What is needed is each line of the data below that holds the string "kind".

◆ **Records supplied**
-----

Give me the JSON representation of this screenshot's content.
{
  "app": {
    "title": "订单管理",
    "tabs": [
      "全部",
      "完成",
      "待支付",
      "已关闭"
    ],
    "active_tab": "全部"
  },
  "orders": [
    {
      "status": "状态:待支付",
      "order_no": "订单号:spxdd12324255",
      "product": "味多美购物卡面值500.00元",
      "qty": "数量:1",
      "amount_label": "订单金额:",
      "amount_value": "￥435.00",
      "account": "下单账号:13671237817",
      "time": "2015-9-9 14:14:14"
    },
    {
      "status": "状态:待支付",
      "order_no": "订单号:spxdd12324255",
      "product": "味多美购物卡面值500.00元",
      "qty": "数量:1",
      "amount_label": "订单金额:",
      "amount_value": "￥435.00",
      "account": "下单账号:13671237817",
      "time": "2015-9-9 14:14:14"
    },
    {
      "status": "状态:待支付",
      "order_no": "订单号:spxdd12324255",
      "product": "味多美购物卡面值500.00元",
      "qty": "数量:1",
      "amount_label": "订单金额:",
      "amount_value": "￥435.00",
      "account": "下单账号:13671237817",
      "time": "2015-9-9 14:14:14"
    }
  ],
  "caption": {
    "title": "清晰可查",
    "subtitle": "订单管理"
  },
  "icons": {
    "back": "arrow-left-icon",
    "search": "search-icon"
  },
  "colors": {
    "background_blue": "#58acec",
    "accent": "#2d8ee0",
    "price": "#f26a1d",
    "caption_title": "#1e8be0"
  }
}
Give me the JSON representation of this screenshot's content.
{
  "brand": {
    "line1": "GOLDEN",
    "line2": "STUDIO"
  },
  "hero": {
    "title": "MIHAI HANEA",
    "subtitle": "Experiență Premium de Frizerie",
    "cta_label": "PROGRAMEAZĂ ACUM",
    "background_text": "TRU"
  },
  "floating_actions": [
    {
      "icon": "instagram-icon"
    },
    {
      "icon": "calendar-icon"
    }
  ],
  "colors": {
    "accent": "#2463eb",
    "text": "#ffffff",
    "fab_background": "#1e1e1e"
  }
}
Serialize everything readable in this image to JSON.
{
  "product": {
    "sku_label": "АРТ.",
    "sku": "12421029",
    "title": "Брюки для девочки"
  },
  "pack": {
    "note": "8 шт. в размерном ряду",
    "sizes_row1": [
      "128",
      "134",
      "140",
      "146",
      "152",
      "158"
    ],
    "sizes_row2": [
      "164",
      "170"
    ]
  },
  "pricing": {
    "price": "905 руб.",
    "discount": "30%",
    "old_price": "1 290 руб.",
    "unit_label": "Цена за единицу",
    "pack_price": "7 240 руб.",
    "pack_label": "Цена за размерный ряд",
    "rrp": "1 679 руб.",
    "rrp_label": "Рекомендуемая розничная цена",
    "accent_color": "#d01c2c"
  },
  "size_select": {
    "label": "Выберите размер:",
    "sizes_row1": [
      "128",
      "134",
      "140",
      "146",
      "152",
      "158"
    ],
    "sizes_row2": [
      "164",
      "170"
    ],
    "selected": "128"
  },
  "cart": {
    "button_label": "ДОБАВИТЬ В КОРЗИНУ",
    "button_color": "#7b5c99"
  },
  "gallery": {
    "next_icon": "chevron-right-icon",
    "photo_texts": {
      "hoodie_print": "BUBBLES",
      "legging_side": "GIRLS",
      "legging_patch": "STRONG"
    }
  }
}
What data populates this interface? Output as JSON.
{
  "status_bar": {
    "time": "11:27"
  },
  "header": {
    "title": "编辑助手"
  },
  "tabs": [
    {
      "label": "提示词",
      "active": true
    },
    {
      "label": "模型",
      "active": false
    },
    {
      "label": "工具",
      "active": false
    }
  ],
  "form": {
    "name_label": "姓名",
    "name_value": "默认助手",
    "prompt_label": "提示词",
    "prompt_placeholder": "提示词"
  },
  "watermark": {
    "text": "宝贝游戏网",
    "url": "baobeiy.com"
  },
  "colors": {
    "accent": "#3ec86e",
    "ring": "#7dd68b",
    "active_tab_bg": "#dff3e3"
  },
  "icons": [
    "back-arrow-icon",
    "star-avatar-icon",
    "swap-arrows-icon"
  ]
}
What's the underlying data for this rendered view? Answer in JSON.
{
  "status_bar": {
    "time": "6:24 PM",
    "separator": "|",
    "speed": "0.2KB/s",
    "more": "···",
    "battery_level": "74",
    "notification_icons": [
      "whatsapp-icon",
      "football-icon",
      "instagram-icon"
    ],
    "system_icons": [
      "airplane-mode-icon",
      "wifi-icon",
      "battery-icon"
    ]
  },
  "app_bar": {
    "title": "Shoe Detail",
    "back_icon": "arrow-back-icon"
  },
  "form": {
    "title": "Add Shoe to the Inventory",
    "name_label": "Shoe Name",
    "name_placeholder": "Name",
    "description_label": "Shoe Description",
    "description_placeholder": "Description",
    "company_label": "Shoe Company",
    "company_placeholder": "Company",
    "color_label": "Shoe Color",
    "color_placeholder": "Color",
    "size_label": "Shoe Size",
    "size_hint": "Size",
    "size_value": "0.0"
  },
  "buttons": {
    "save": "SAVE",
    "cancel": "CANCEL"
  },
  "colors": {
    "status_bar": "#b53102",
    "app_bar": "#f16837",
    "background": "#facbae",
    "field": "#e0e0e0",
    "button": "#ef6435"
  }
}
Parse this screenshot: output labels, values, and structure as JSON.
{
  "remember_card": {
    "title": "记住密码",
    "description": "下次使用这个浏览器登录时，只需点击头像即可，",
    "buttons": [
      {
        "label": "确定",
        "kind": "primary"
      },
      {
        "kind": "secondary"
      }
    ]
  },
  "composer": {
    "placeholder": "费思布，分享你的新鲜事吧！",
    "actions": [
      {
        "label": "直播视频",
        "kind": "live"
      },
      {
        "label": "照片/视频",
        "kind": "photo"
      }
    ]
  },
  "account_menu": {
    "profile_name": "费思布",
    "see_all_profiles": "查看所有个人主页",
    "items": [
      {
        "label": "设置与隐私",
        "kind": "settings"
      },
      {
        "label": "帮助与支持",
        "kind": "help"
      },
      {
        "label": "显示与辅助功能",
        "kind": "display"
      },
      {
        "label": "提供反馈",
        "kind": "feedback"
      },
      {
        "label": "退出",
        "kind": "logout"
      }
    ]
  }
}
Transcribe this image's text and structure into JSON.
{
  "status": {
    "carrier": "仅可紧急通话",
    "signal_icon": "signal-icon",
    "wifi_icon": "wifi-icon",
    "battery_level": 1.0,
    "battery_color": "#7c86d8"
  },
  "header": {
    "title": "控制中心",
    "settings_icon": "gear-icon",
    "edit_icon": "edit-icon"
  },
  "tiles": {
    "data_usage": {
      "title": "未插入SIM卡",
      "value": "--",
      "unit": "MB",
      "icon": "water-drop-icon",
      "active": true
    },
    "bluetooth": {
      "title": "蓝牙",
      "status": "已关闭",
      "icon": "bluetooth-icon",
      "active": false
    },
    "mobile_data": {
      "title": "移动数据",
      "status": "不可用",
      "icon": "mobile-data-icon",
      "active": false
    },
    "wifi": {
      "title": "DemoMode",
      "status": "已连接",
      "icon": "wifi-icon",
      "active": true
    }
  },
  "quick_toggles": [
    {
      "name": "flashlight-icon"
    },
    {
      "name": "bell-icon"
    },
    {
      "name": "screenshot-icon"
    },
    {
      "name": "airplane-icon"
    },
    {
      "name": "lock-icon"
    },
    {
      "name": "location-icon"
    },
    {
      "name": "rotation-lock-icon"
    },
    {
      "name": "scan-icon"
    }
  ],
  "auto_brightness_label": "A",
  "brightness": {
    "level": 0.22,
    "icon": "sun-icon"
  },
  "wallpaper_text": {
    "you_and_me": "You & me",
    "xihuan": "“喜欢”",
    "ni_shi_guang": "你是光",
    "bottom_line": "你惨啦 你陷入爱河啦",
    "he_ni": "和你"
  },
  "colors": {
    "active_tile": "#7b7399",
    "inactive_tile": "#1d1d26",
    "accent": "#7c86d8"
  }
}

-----

◆ **Solution for this task**
        "kind": "primary"
        "kind": "secondary"
        "kind": "live"
        "kind": "photo"
        "kind": "settings"
        "kind": "help"
        "kind": "display"
        "kind": "feedback"
        "kind": "logout"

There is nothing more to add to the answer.